→ **Goal of the exercise**
Output the data below in full, byte for byte. Nothing may differ.

→ **Saved data entries**
- Opening Delimiter -

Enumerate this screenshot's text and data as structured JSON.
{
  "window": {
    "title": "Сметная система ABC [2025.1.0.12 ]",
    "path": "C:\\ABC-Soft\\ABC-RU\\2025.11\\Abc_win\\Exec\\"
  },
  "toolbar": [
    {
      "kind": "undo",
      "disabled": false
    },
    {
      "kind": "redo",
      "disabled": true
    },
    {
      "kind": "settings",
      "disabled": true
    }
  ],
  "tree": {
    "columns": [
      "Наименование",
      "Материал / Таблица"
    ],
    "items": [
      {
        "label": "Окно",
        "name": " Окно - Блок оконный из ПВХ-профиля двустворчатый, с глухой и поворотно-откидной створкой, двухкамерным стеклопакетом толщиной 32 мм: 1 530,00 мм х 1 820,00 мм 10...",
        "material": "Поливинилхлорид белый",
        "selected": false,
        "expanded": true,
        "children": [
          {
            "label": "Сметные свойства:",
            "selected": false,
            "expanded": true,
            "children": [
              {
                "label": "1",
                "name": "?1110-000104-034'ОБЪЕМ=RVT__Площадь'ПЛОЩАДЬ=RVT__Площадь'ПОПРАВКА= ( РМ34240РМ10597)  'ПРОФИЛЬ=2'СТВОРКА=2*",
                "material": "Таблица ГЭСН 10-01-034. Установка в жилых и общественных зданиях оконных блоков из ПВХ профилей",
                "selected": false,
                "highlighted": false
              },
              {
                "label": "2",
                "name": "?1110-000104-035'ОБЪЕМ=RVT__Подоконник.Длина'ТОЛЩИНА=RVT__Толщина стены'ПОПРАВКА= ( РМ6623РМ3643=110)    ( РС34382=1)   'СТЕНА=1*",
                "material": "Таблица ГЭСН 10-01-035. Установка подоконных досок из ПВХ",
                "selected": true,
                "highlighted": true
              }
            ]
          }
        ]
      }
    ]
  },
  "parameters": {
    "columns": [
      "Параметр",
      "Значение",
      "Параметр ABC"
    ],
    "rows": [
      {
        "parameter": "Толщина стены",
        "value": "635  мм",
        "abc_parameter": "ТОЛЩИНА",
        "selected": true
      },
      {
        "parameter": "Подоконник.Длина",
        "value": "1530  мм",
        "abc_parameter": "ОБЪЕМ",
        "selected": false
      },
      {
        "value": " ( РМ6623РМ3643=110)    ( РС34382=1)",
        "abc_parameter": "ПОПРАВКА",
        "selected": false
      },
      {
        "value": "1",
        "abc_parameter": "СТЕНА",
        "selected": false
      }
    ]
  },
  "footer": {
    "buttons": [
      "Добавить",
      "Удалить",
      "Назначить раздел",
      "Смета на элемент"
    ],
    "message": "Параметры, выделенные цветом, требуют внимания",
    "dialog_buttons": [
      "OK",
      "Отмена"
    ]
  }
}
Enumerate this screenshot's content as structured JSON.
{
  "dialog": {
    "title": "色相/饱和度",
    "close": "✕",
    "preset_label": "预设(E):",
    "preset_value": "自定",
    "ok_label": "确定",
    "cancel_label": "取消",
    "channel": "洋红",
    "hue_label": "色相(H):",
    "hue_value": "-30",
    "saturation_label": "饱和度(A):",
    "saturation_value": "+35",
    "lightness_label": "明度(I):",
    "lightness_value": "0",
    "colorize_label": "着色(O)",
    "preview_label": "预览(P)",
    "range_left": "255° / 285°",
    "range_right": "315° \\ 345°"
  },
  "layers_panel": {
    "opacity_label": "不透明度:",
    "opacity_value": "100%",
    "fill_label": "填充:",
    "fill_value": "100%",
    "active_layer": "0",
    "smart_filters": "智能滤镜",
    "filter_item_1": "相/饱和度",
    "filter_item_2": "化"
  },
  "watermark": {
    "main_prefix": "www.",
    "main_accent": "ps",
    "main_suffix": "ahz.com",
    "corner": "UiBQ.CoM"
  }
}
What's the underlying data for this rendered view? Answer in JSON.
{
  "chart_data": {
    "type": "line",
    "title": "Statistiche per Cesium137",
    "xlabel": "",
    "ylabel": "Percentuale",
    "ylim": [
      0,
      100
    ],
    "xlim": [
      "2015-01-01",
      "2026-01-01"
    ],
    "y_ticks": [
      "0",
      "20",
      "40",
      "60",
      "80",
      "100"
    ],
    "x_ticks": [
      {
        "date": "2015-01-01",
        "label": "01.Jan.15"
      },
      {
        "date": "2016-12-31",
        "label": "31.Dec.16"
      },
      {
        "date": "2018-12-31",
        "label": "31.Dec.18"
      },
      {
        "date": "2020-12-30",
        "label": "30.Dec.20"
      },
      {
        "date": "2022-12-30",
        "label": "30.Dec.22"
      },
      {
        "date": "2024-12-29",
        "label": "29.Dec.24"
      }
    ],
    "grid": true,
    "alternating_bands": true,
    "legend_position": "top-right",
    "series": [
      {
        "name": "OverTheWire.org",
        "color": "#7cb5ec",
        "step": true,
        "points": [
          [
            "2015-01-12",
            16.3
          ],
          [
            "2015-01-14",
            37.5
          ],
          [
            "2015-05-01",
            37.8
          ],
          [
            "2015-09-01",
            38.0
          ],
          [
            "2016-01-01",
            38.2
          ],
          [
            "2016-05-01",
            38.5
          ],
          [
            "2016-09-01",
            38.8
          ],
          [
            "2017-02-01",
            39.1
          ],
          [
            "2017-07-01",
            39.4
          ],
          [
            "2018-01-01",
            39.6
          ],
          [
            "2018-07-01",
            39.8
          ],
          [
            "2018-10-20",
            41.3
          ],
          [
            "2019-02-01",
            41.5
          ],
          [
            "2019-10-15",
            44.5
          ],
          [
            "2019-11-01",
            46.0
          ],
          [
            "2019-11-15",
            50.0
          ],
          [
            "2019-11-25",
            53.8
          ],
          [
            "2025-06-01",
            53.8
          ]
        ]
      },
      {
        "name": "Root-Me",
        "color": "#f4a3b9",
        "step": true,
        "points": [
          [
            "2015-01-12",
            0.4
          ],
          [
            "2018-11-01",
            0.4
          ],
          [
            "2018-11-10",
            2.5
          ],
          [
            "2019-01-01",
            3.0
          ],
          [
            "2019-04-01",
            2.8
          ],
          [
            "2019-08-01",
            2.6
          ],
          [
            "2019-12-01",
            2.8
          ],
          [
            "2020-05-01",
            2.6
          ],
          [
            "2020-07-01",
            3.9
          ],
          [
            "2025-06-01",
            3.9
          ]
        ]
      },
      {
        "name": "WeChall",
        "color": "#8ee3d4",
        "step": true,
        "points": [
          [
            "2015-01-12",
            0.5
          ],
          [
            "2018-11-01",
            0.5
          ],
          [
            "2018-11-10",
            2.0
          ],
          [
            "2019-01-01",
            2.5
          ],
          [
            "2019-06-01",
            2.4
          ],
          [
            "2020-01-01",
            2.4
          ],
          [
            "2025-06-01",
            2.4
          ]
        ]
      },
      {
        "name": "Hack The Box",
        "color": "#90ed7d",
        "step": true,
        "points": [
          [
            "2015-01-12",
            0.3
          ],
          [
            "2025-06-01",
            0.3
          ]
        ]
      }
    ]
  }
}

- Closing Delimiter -

→ **Response below**
Enumerate this screenshot's text and data as structured JSON.
{
  "window": {
    "title": "Сметная система ABC [2025.1.0.12 ]",
    "path": "C:\\ABC-Soft\\ABC-RU\\2025.11\\Abc_win\\Exec\\"
  },
  "toolbar": [
    {
      "kind": "undo",
      "disabled": false
    },
    {
      "kind": "redo",
      "disabled": true
    },
    {
      "kind": "settings",
      "disabled": true
    }
  ],
  "tree": {
    "columns": [
      "Наименование",
      "Материал / Таблица"
    ],
    "items": [
      {
        "label": "Окно",
        "name": " Окно - Блок оконный из ПВХ-профиля двустворчатый, с глухой и поворотно-откидной створкой, двухкамерным стеклопакетом толщиной 32 мм: 1 530,00 мм х 1 820,00 мм 10...",
        "material": "Поливинилхлорид белый",
        "selected": false,
        "expanded": true,
        "children": [
          {
            "label": "Сметные свойства:",
            "selected": false,
            "expanded": true,
            "children": [
              {
                "label": "1",
                "name": "?1110-000104-034'ОБЪЕМ=RVT__Площадь'ПЛОЩАДЬ=RVT__Площадь'ПОПРАВКА= ( РМ34240РМ10597)  'ПРОФИЛЬ=2'СТВОРКА=2*",
                "material": "Таблица ГЭСН 10-01-034. Установка в жилых и общественных зданиях оконных блоков из ПВХ профилей",
                "selected": false,
                "highlighted": false
              },
              {
                "label": "2",
                "name": "?1110-000104-035'ОБЪЕМ=RVT__Подоконник.Длина'ТОЛЩИНА=RVT__Толщина стены'ПОПРАВКА= ( РМ6623РМ3643=110)    ( РС34382=1)   'СТЕНА=1*",
                "material": "Таблица ГЭСН 10-01-035. Установка подоконных досок из ПВХ",
                "selected": true,
                "highlighted": true
              }
            ]
          }
        ]
      }
    ]
  },
  "parameters": {
    "columns": [
      "Параметр",
      "Значение",
      "Параметр ABC"
    ],
    "rows": [
      {
        "parameter": "Толщина стены",
        "value": "635  мм",
        "abc_parameter": "ТОЛЩИНА",
        "selected": true
      },
      {
        "parameter": "Подоконник.Длина",
        "value": "1530  мм",
        "abc_parameter": "ОБЪЕМ",
        "selected": false
      },
      {
        "value": " ( РМ6623РМ3643=110)    ( РС34382=1)",
        "abc_parameter": "ПОПРАВКА",
        "selected": false
      },
      {
        "value": "1",
        "abc_parameter": "СТЕНА",
        "selected": false
      }
    ]
  },
  "footer": {
    "buttons": [
      "Добавить",
      "Удалить",
      "Назначить раздел",
      "Смета на элемент"
    ],
    "message": "Параметры, выделенные цветом, требуют внимания",
    "dialog_buttons": [
      "OK",
      "Отмена"
    ]
  }
}
Enumerate this screenshot's content as structured JSON.
{
  "dialog": {
    "title": "色相/饱和度",
    "close": "✕",
    "preset_label": "预设(E):",
    "preset_value": "自定",
    "ok_label": "确定",
    "cancel_label": "取消",
    "channel": "洋红",
    "hue_label": "色相(H):",
    "hue_value": "-30",
    "saturation_label": "饱和度(A):",
    "saturation_value": "+35",
    "lightness_label": "明度(I):",
    "lightness_value": "0",
    "colorize_label": "着色(O)",
    "preview_label": "预览(P)",
    "range_left": "255° / 285°",
    "range_right": "315° \\ 345°"
  },
  "layers_panel": {
    "opacity_label": "不透明度:",
    "opacity_value": "100%",
    "fill_label": "填充:",
    "fill_value": "100%",
    "active_layer": "0",
    "smart_filters": "智能滤镜",
    "filter_item_1": "相/饱和度",
    "filter_item_2": "化"
  },
  "watermark": {
    "main_prefix": "www.",
    "main_accent": "ps",
    "main_suffix": "ahz.com",
    "corner": "UiBQ.CoM"
  }
}
What's the underlying data for this rendered view? Answer in JSON.
{
  "chart_data": {
    "type": "line",
    "title": "Statistiche per Cesium137",
    "xlabel": "",
    "ylabel": "Percentuale",
    "ylim": [
      0,
      100
    ],
    "xlim": [
      "2015-01-01",
      "2026-01-01"
    ],
    "y_ticks": [
      "0",
      "20",
      "40",
      "60",
      "80",
      "100"
    ],
    "x_ticks": [
      {
        "date": "2015-01-01",
        "label": "01.Jan.15"
      },
      {
        "date": "2016-12-31",
        "label": "31.Dec.16"
      },
      {
        "date": "2018-12-31",
        "label": "31.Dec.18"
      },
      {
        "date": "2020-12-30",
        "label": "30.Dec.20"
      },
      {
        "date": "2022-12-30",
        "label": "30.Dec.22"
      },
      {
        "date": "2024-12-29",
        "label": "29.Dec.24"
      }
    ],
    "grid": true,
    "alternating_bands": true,
    "legend_position": "top-right",
    "series": [
      {
        "name": "OverTheWire.org",
        "color": "#7cb5ec",
        "step": true,
        "points": [
          [
            "2015-01-12",
            16.3
          ],
          [
            "2015-01-14",
            37.5
          ],
          [
            "2015-05-01",
            37.8
          ],
          [
            "2015-09-01",
            38.0
          ],
          [
            "2016-01-01",
            38.2
          ],
          [
            "2016-05-01",
            38.5
          ],
          [
            "2016-09-01",
            38.8
          ],
          [
            "2017-02-01",
            39.1
          ],
          [
            "2017-07-01",
            39.4
          ],
          [
            "2018-01-01",
            39.6
          ],
          [
            "2018-07-01",
            39.8
          ],
          [
            "2018-10-20",
            41.3
          ],
          [
            "2019-02-01",
            41.5
          ],
          [
            "2019-10-15",
            44.5
          ],
          [
            "2019-11-01",
            46.0
          ],
          [
            "2019-11-15",
            50.0
          ],
          [
            "2019-11-25",
            53.8
          ],
          [
            "2025-06-01",
            53.8
          ]
        ]
      },
      {
        "name": "Root-Me",
        "color": "#f4a3b9",
        "step": true,
        "points": [
          [
            "2015-01-12",
            0.4
          ],
          [
            "2018-11-01",
            0.4
          ],
          [
            "2018-11-10",
            2.5
          ],
          [
            "2019-01-01",
            3.0
          ],
          [
            "2019-04-01",
            2.8
          ],
          [
            "2019-08-01",
            2.6
          ],
          [
            "2019-12-01",
            2.8
          ],
          [
            "2020-05-01",
            2.6
          ],
          [
            "2020-07-01",
            3.9
          ],
          [
            "2025-06-01",
            3.9
          ]
        ]
      },
      {
        "name": "WeChall",
        "color": "#8ee3d4",
        "step": true,
        "points": [
          [
            "2015-01-12",
            0.5
          ],
          [
            "2018-11-01",
            0.5
          ],
          [
            "2018-11-10",
            2.0
          ],
          [
            "2019-01-01",
            2.5
          ],
          [
            "2019-06-01",
            2.4
          ],
          [
            "2020-01-01",
            2.4
          ],
          [
            "2025-06-01",
            2.4
          ]
        ]
      },
      {
        "name": "Hack The Box",
        "color": "#90ed7d",
        "step": true,
        "points": [
          [
            "2015-01-12",
            0.3
          ],
          [
            "2025-06-01",
            0.3
          ]
        ]
      }
    ]
  }
}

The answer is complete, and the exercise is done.